Guest Author: Marisa Bierenfeld
Various factors can impact the child’s ability to communicate effectively using their AAC device. The outcome of any AAC intervention is affected by the child’s motivation and abilities, family support, professional support, resources, environment, and many other factors. Individualizing the child’s communication needs and identifying strengths can help predict positive outcomes of the intervention. Consistency and reinforcing effective AAC strategies will help the child expand various aspects of communication such as providing information, requesting, protesting, and responding.
Remember to Explore the Evidence
In order to evaluate the effectiveness of a parent-training program conducted at an AAC Camp (Bruno and Dribbon, 1998), parents were asked to complete a series of surveys regarding their own ability to operate and manage an AAC device, interaction skills with the device, and their child’s performance using the device. Surveys were taken before receiving training, immediately following the week-long training and six months post training. Training included teaching parents strategies to help their child communicate effectively and to create an awareness on the need for providing their child consistent access to their device.
Parents stated the AAC systems were a secondary mode of communication, thus would retreat to their child using the device only when their speech and gestures were not understood. It is imperative parents understand the importance of the relationship between the child’s ability to use their device and their functional communication when communicating about unknown topics and also with unfamiliar listeners.
After training, parents stated positive gains in their own ability to operate the device, interaction and management skills. Parents also stated positive gains in their perception of their child’s performance using their device. By becoming educated in the different communication situations (known context versus unknown context and unfamiliar versus familiar listeners), parents are aware of their child’s skills and can address their strengths and weaknesses proactively.
Brady et al, 2013 conducted a study in which nonverbal preschool students learn how to communicate with an AAC device. Researchers measured intrinsic factors to help children learn relationships between symbols (pictures, signs, spoken words) and intentions. This is also known as the Intrinsic Symbolic Factor (ISF). Factors included language comprehension, play, nonverbal cognition, and complexity of communication). The results showed that ISF in combination with parent involvement and AAC instruction were positive indicators of successive outcomes. Parents that provide enriching experiences and increased opportunities for their child to use their AAC device will support language and vocabulary growth. Interventions should include parent’s involvement to enhance both school and home based environments to promote generalization.
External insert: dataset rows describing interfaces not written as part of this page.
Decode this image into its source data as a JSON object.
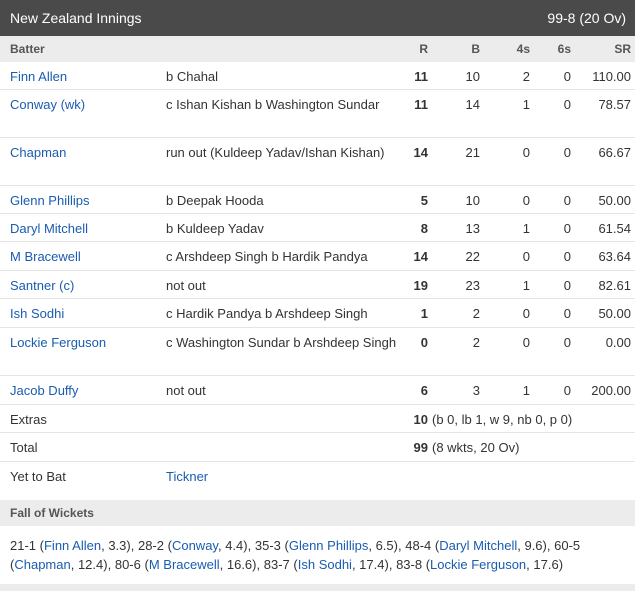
{
  "header": {
    "title": "New Zealand Innings",
    "score": "99-8 (20 Ov)"
  },
  "columns": {
    "batter": "Batter",
    "r": "R",
    "b": "B",
    "fours": "4s",
    "sixes": "6s",
    "sr": "SR"
  },
  "batters": [
    {
      "name": "Finn Allen",
      "dismissal": "b Chahal",
      "r": "11",
      "b": "10",
      "fours": "2",
      "sixes": "0",
      "sr": "110.00"
    },
    {
      "name": "Conway (wk)",
      "dismissal": "c Ishan Kishan b Washington Sundar",
      "r": "11",
      "b": "14",
      "fours": "1",
      "sixes": "0",
      "sr": "78.57"
    },
    {
      "name": "Chapman",
      "dismissal": "run out (Kuldeep Yadav/Ishan Kishan)",
      "r": "14",
      "b": "21",
      "fours": "0",
      "sixes": "0",
      "sr": "66.67"
    },
    {
      "name": "Glenn Phillips",
      "dismissal": "b Deepak Hooda",
      "r": "5",
      "b": "10",
      "fours": "0",
      "sixes": "0",
      "sr": "50.00"
    },
    {
      "name": "Daryl Mitchell",
      "dismissal": "b Kuldeep Yadav",
      "r": "8",
      "b": "13",
      "fours": "1",
      "sixes": "0",
      "sr": "61.54"
    },
    {
      "name": "M Bracewell",
      "dismissal": "c Arshdeep Singh b Hardik Pandya",
      "r": "14",
      "b": "22",
      "fours": "0",
      "sixes": "0",
      "sr": "63.64"
    },
    {
      "name": "Santner (c)",
      "dismissal": "not out",
      "r": "19",
      "b": "23",
      "fours": "1",
      "sixes": "0",
      "sr": "82.61"
    },
    {
      "name": "Ish Sodhi",
      "dismissal": "c Hardik Pandya b Arshdeep Singh",
      "r": "1",
      "b": "2",
      "fours": "0",
      "sixes": "0",
      "sr": "50.00"
    },
    {
      "name": "Lockie Ferguson",
      "dismissal": "c Washington Sundar b Arshdeep Singh",
      "r": "0",
      "b": "2",
      "fours": "0",
      "sixes": "0",
      "sr": "0.00"
    },
    {
      "name": "Jacob Duffy",
      "dismissal": "not out",
      "r": "6",
      "b": "3",
      "fours": "1",
      "sixes": "0",
      "sr": "200.00"
    }
  ],
  "extras": {
    "label": "Extras",
    "value": "10",
    "detail": "(b 0, lb 1, w 9, nb 0, p 0)"
  },
  "total": {
    "label": "Total",
    "value": "99",
    "detail": "(8 wkts, 20 Ov)"
  },
  "yet_to_bat": {
    "label": "Yet to Bat",
    "players": "Tickner"
  },
  "fow": {
    "title": "Fall of Wickets",
    "items": [
      {
        "score": "21-1",
        "name": "Finn Allen",
        "over": "3.3"
      },
      {
        "score": "28-2",
        "name": "Conway",
        "over": "4.4"
      },
      {
        "score": "35-3",
        "name": "Glenn Phillips",
        "over": "6.5"
      },
      {
        "score": "48-4",
        "name": "Daryl Mitchell",
        "over": "9.6"
      },
      {
        "score": "60-5",
        "name": "Chapman",
        "over": "12.4"
      },
      {
        "score": "80-6",
        "name": "M Bracewell",
        "over": "16.6"
      },
      {
        "score": "83-7",
        "name": "Ish Sodhi",
        "over": "17.4"
      },
      {
        "score": "83-8",
        "name": "Lockie Ferguson",
        "over": "17.6"
      }
    ]
  },
  "colors": {
    "header_bg": "#4a4a4a",
    "link": "#1a5cb0",
    "subheader_bg": "#ececec"
  }
}
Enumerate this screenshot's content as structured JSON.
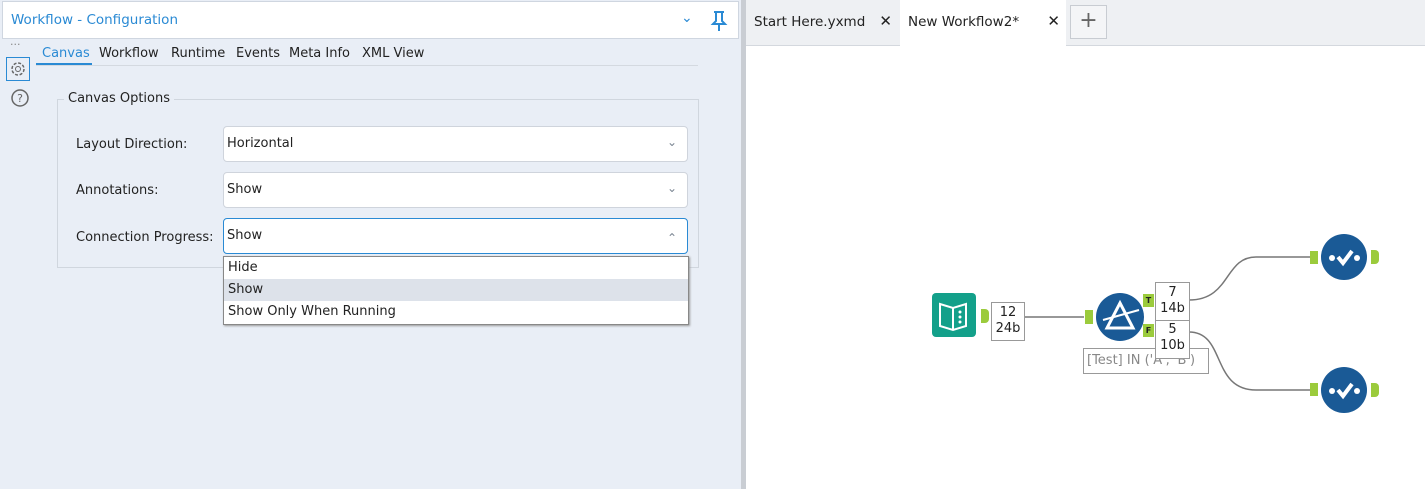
{
  "panel": {
    "title": "Workflow - Configuration",
    "tabs": [
      "Canvas",
      "Workflow",
      "Runtime",
      "Events",
      "Meta Info",
      "XML View"
    ],
    "active_tab": "Canvas"
  },
  "canvas_options": {
    "title": "Canvas Options",
    "layout_direction": {
      "label": "Layout Direction:",
      "value": "Horizontal"
    },
    "annotations": {
      "label": "Annotations:",
      "value": "Show"
    },
    "connection_progress": {
      "label": "Connection Progress:",
      "value": "Show",
      "options": [
        "Hide",
        "Show",
        "Show Only When Running"
      ],
      "highlighted": "Show"
    }
  },
  "doc_tabs": [
    {
      "label": "Start Here.yxmd"
    },
    {
      "label": "New Workflow2*",
      "active": true
    }
  ],
  "workflow": {
    "input_count": {
      "records": "12",
      "size": "24b"
    },
    "true_count": {
      "records": "7",
      "size": "14b"
    },
    "false_count": {
      "records": "5",
      "size": "10b"
    },
    "true_anchor": "T",
    "false_anchor": "F",
    "filter_annotation": "[Test] IN ('A', 'B')"
  },
  "colors": {
    "accent": "#2a8ad4",
    "tool_blue": "#1a5a96",
    "input_teal": "#13a08a",
    "anchor_green": "#9bcb3c"
  }
}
In conclusion, when targeting various aspects of communication across environments, children using AAC are more inclined to learn targeted goals.
- When parents incorporate the AAC device daily, their child has frequent opportunities to communicate across a range of communicative functions and are more likely to use the device as a means of communication.
- Parents can assist in customizing the device for optimal use in environments such as school and home when provided training.
- Exposing children to AAC during the development of word learning simultaneously with skilled intervention can have positive outcomes for effective communication.
- Parents that provide verbal input to children help promote vocabulary and language growth.
Brady, N. C., Thiemann-Bourque, K., Fleming, K., & Matthews, K. (2013). Predicting Language Outcomes for Children Learning Augmentative and Alternative Communication: Child and Environmental Factors. Journal Of Speech, Language & Hearing Research, 56(5), 1595-1612. doi:1092-4388(2013/12-0102)
Bruno, J., & Dribbon, M. (1998). Outcomes in AAC: Evaluating the effectiveness of a parent training program. AAC: Augmentative And Alternative Communication, 14(2), 59-70. doi:10.1080/07434619812331278216